Aging does play a role too. As you age, you lose muscle — especially if you’re not physically active. Loss of muscle mass decreases the rate at which your body uses calories, which can make it more challenging to maintain a healthy weight. According to the 2015-2020 Dietary Guidelines for Americans, men in their 50s need about 200 fewer calories daily than they do in their 30s due to this muscle loss.

Your genes also can contribute to your chances of being overweight or obese, as well as play a role in where you store fat. However, balancing the calories you consume with activity can help prevent weight gain, despite your age and genetics.

Alcohol’s calories 

Drinking excess alcohol can cause you to gain belly fat — the beer belly. However, beer alone isn’t to blame. Drinking too much alcohol of any kind can increase belly fat, because alcohol contains calories. Although some research suggests wine might be an exception, if you drink alcohol, do so only in moderation.

For men age 65 and younger, moderation means up to two drinks a day. For men older than age 65, it means up to one drink a day. The less you drink, the fewer calories you’ll consume and the less likely you’ll be to gain belly fat.

Measuring belly size

So how do you know if you have too much belly fat? Measure your waist:

Stand and place a tape measure around your bare stomach, just above your hipbone.Pull the tape measure until it fits snugly around you, but doesn’t push into your skin. Make sure the tape measure is level all the way around.Relax, exhale and measure your waist, resisting the urge to suck in your stomach.

For men, a waist measurement of more than 40 inches (102 centimeters) indicates an unhealthy concentration of belly fat and a greater risk of health problems.

Losing weight and exercising 

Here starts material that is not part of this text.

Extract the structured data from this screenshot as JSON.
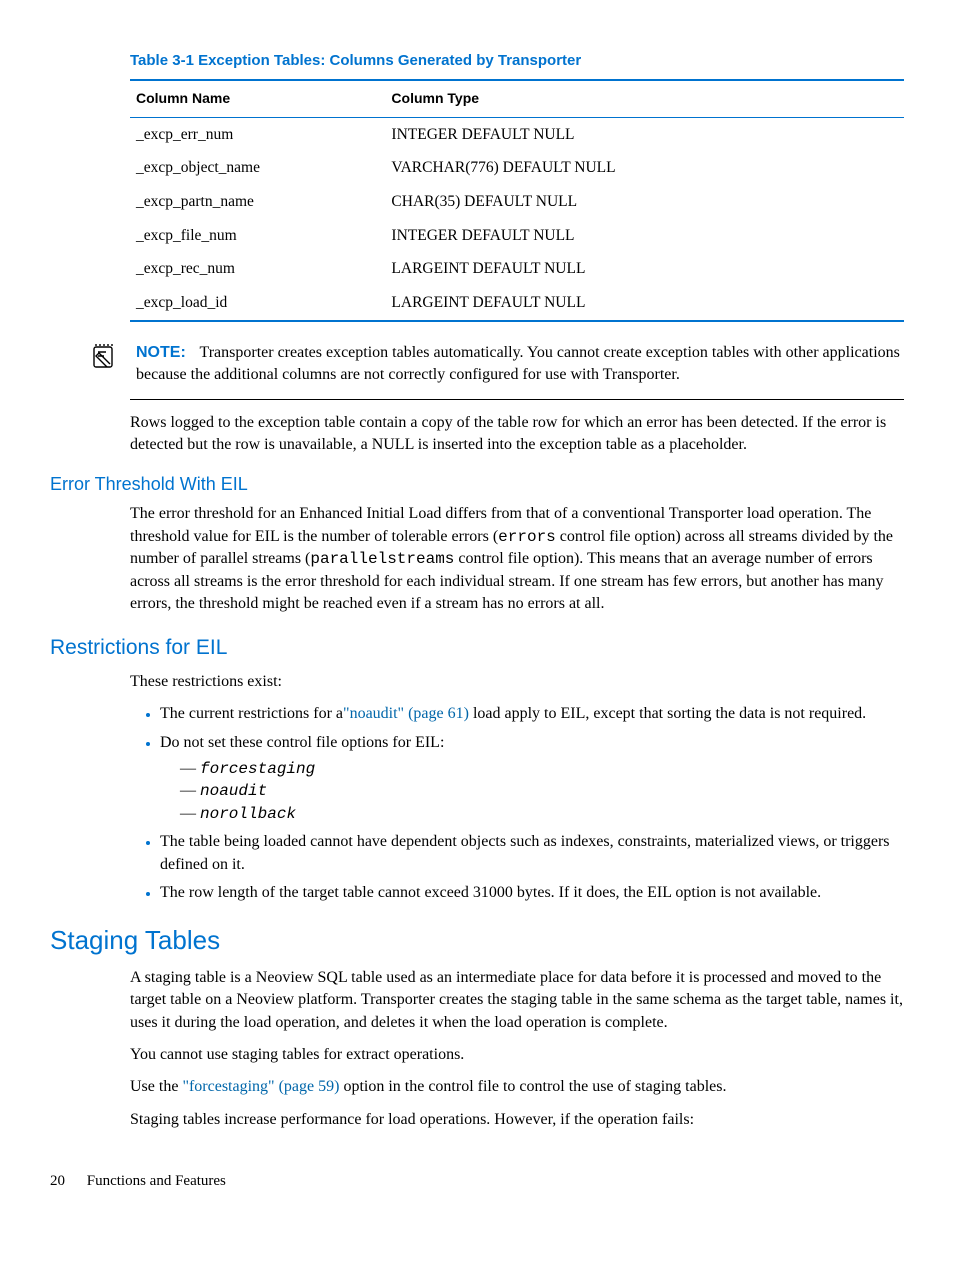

You can tone abdominal muscles with crunches or other targeted abdominal exercises, but just doing these exercises won’t get rid of belly fat. However, visceral fat responds to the same diet and exercise strategies that can help you shed excess pounds and lower your total body fat. To battle the bulge:

Eat a healthy diet. Emphasize plant-based foods, such as fruits, vegetables and whole grains. Choose lean sources of protein such as fish and low-fat dairy products. Limit saturated fat, found in meat and high-fat dairy products, such as cheese and butter. Also limit processed meats. Choose moderate amounts of monounsaturated and polyunsaturated fats — found in fish, nuts and certain vegetable oils — instead.

Keep portion sizes in check. Even when you’re making healthy choices, calories add up. At home, slim down your portion sizes. In restaurants, share meals — or eat half your meal and take the rest home.
Replace sugary beverages. Drink water or beverages with artificial sweetener instead.
Include physical activity in your daily routine. For most healthy adults, the Department of Health and Human Services recommends moderate aerobic activity, such as brisk walking, for at least 150 minutes a week or vigorous aerobic activity, such as jogging, for at least 75 minutes a week. In addition, strength training exercises are recommended at least twice a week. If you want to lose weight or meet specific fitness goals, you might need to exercise more.

Losing belly fat takes effort and patience. To lose excess fat and keep it from coming back, aim for slow and steady weight loss. Consult your doctor for help getting started and staying on track.